## Work to be completed
Please retype the entries that follow exactly as they are, leaving the images behind.
### Data provided
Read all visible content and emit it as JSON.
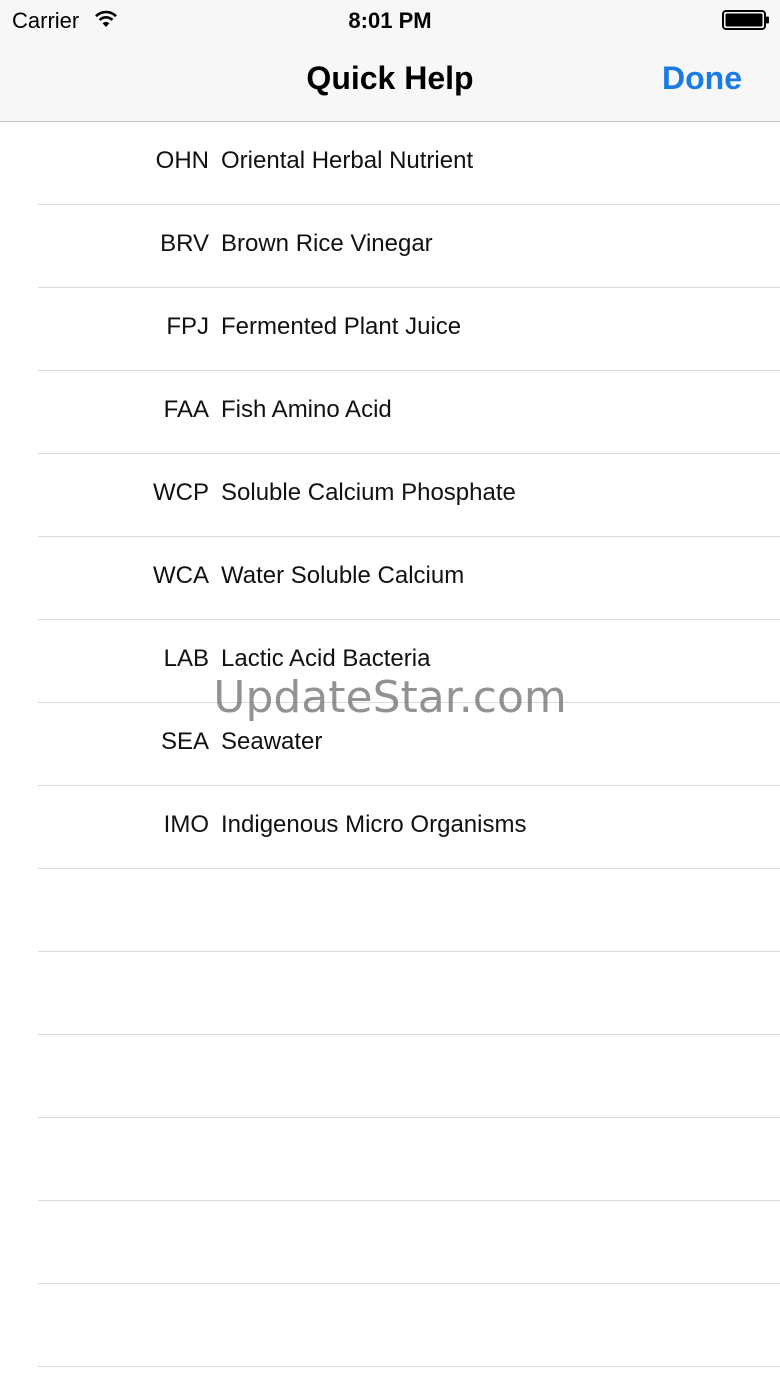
{
  "status_bar": {
    "carrier": "Carrier",
    "time": "8:01 PM",
    "icons": [
      "wifi-icon",
      "battery-icon"
    ]
  },
  "nav_bar": {
    "title": "Quick Help",
    "done_label": "Done",
    "accent_color": "#1a7ae6"
  },
  "glossary": [
    {
      "abbr": "OHN",
      "name": "Oriental Herbal Nutrient"
    },
    {
      "abbr": "BRV",
      "name": "Brown Rice Vinegar"
    },
    {
      "abbr": "FPJ",
      "name": "Fermented Plant Juice"
    },
    {
      "abbr": "FAA",
      "name": "Fish Amino Acid"
    },
    {
      "abbr": "WCP",
      "name": "Soluble Calcium Phosphate"
    },
    {
      "abbr": "WCA",
      "name": "Water Soluble Calcium"
    },
    {
      "abbr": "LAB",
      "name": "Lactic Acid Bacteria"
    },
    {
      "abbr": "SEA",
      "name": "Seawater"
    },
    {
      "abbr": "IMO",
      "name": "Indigenous Micro Organisms"
    }
  ],
  "watermark": "UpdateStar.com"
}
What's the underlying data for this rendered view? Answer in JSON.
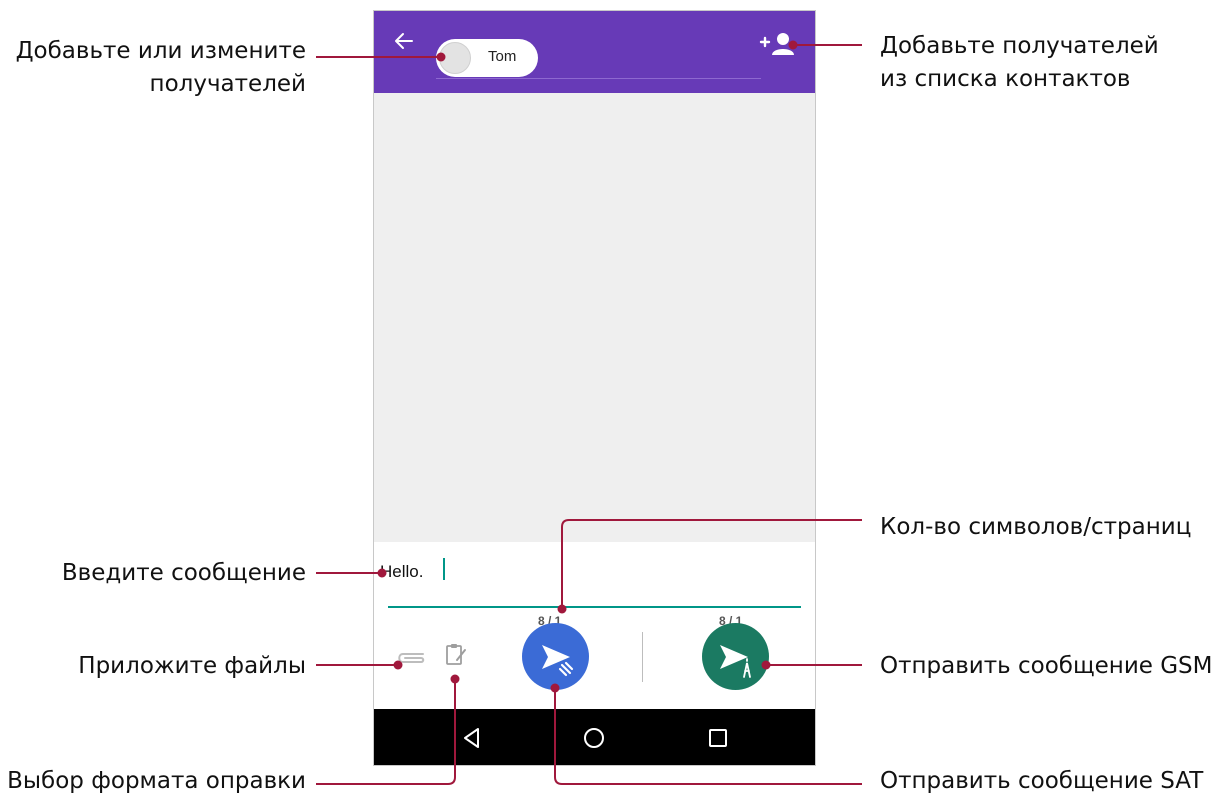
{
  "header": {
    "recipient_name": "Tom"
  },
  "compose": {
    "message_text": "Hello.",
    "sat_counter": "8 / 1",
    "gsm_counter": "8 / 1"
  },
  "annotations": {
    "add_edit_recipients": "Добавьте или измените получателей",
    "add_from_contacts": "Добавьте получателей из списка контактов",
    "char_page_count": "Кол-во символов/страниц",
    "enter_message": "Введите сообщение",
    "attach_files": "Приложите файлы",
    "send_gsm": "Отправить сообщение GSM",
    "signature_format": "Выбор формата оправки",
    "send_sat": "Отправить сообщение SAT"
  },
  "icons": {
    "back": "arrow-left-icon",
    "add_contact": "person-add-icon",
    "attach": "paperclip-icon",
    "format": "clipboard-edit-icon",
    "send_sat": "send-satellite-icon",
    "send_gsm": "send-tower-icon",
    "nav_back": "triangle-back-icon",
    "nav_home": "circle-home-icon",
    "nav_recents": "square-recents-icon"
  },
  "colors": {
    "app_bar": "#673ab7",
    "accent_underline": "#009688",
    "sat_button": "#3b6bd6",
    "gsm_button": "#1b7a62",
    "callout_line": "#a0183c"
  }
}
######
## Task output
Read all visible content and emit it as JSON.
{
  "status_bar": {
    "carrier": "Carrier",
    "time": "8:01 PM",
    "icons": [
      "wifi-icon",
      "battery-icon"
    ]
  },
  "nav_bar": {
    "title": "Quick Help",
    "done_label": "Done",
    "accent_color": "#1a7ae6"
  },
  "glossary": [
    {
      "abbr": "OHN",
      "name": "Oriental Herbal Nutrient"
    },
    {
      "abbr": "BRV",
      "name": "Brown Rice Vinegar"
    },
    {
      "abbr": "FPJ",
      "name": "Fermented Plant Juice"
    },
    {
      "abbr": "FAA",
      "name": "Fish Amino Acid"
    },
    {
      "abbr": "WCP",
      "name": "Soluble Calcium Phosphate"
    },
    {
      "abbr": "WCA",
      "name": "Water Soluble Calcium"
    },
    {
      "abbr": "LAB",
      "name": "Lactic Acid Bacteria"
    },
    {
      "abbr": "SEA",
      "name": "Seawater"
    },
    {
      "abbr": "IMO",
      "name": "Indigenous Micro Organisms"
    }
  ],
  "watermark": "UpdateStar.com"
}
What's the underlying data for this rendered view? Answer in JSON.
{
  "header": {
    "recipient_name": "Tom"
  },
  "compose": {
    "message_text": "Hello.",
    "sat_counter": "8 / 1",
    "gsm_counter": "8 / 1"
  },
  "annotations": {
    "add_edit_recipients": "Добавьте или измените получателей",
    "add_from_contacts": "Добавьте получателей из списка контактов",
    "char_page_count": "Кол-во символов/страниц",
    "enter_message": "Введите сообщение",
    "attach_files": "Приложите файлы",
    "send_gsm": "Отправить сообщение GSM",
    "signature_format": "Выбор формата оправки",
    "send_sat": "Отправить сообщение SAT"
  },
  "icons": {
    "back": "arrow-left-icon",
    "add_contact": "person-add-icon",
    "attach": "paperclip-icon",
    "format": "clipboard-edit-icon",
    "send_sat": "send-satellite-icon",
    "send_gsm": "send-tower-icon",
    "nav_back": "triangle-back-icon",
    "nav_home": "circle-home-icon",
    "nav_recents": "square-recents-icon"
  },
  "colors": {
    "app_bar": "#673ab7",
    "accent_underline": "#009688",
    "sat_button": "#3b6bd6",
    "gsm_button": "#1b7a62",
    "callout_line": "#a0183c"
  }
}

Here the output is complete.